Israel's Minister of Infrastructure, Energy and Water, Yuval Steinitz, told CyberTech 2016 attendees on Tuesday that the country's Public Utility Authority had been targeted by malware, and that some systems were still not working properly.
"Yesterday we identified one of the largest cyber attacks that we have experienced," Steinitz said.
"The virus was already identified and the right software was already prepared to neutralize it. We had to paralyze many of the computers of the Israeli electricity authorities. We are handling the situation and I hope that soon, this very serious event will be over."
Steinitz went on to say that the attack was an example "of the sensitivity of infrastructure to cyber-attacks, and the importance of preparing ourselves in order to defend ourselves against such attacks."
"We need cyber tech to prevent such attacks. Cyber-attacks on infrastructure can paralyze power stations and the whole energy supply chain from natural gas, oil, petrol to water systems and can additionally cause fatalities. Terrorist organizations such as Daesh, Hezbollah, Hamas and Al Qaeda have realized that they can cause enormous damage by using cyber to attack nations," Steinitz added.
In comments to local media, a spokeswoman for the Electricity Authority confirmed the attack and that because of it; some computers have been shutdown for at least two days.
However, by Tuesday evening, it was expected that the attack would be sorted out within hours.
The attack couldn't have happened at a worse time; Israel is experiencing a harsh winter with extremely low temperatures currently, which is taxing the power grid.
Steinitz didn't speculate on the source of the attack.
Not long after news of the attack started to spread, Robert M. Lee, the CEO of Dragos Security, published his thoughts on the matter over on the SANS ICS blog.
"Israel has threats that it must consider on a day-to-day basis. Critical infrastructure is constantly the focus of threats as well although there are a lack of validated case-studies to uncover the type of activity much of the community feels is going on in large quantities. However, reports of cyber attacks must be met with caution and demands for proof due to the technical and cultural challenges that face the ICS security community," he wrote.
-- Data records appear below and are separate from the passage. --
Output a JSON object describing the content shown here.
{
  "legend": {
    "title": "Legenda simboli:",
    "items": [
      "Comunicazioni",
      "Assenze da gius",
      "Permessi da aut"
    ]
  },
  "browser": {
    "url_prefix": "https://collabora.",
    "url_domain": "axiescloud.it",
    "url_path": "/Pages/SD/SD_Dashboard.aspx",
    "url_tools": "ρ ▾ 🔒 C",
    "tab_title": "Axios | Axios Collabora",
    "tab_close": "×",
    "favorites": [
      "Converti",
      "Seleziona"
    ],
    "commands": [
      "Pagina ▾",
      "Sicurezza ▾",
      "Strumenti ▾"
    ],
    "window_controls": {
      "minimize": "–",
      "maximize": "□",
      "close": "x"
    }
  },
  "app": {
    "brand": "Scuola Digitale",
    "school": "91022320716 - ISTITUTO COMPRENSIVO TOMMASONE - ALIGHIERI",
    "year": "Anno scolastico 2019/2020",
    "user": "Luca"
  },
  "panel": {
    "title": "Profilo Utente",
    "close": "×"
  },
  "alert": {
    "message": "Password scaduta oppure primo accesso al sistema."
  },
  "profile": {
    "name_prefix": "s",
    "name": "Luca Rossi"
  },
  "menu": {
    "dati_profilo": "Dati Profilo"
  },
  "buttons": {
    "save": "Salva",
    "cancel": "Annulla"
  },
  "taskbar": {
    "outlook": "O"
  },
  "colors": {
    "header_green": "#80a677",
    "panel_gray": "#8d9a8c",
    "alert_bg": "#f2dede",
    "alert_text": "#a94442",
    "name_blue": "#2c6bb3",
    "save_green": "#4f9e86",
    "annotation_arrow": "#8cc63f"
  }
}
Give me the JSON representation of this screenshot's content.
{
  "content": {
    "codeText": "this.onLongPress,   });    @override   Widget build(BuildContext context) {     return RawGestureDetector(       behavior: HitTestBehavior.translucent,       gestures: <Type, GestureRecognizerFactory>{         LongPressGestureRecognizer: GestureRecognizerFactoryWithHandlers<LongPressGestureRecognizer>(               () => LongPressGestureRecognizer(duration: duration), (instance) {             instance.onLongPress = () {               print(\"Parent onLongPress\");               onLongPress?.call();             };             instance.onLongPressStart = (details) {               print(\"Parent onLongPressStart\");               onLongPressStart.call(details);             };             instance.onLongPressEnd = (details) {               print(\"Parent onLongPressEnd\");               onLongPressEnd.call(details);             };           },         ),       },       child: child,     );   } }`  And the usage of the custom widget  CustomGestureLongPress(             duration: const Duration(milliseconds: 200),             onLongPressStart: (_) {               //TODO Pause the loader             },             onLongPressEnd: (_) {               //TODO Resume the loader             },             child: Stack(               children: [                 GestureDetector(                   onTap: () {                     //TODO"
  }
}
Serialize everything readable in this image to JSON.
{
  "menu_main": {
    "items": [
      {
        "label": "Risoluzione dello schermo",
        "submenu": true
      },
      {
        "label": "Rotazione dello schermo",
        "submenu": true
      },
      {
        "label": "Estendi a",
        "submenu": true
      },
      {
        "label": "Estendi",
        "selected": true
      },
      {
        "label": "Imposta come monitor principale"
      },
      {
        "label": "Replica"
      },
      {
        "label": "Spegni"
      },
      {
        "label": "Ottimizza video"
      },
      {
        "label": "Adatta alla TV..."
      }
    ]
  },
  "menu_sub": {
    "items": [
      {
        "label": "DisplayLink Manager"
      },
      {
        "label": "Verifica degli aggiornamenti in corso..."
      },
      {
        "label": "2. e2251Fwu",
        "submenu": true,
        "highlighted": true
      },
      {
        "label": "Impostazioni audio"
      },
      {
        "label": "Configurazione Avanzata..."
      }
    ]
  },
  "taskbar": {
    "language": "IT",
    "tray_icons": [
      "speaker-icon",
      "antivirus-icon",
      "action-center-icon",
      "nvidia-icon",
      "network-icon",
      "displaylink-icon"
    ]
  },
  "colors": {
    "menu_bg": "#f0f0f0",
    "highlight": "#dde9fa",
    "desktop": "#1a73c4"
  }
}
"Simply put, there is a lack of expertise in the quantity required alongside the type of data needed to validate and assess all of the true attacks on infrastructure while appropriately classifying lesser events. Given the current barriers present in the ICS community the claims of attacks should be watched diligently, taken seriously, but approached with caution and investigated fully."
A report issued early Wednesday morning suggests that the attack referenced by Steinitz was actually a Ransomware attack. If so, then it wasn't something that impacted the power grid directly as was previously suggested.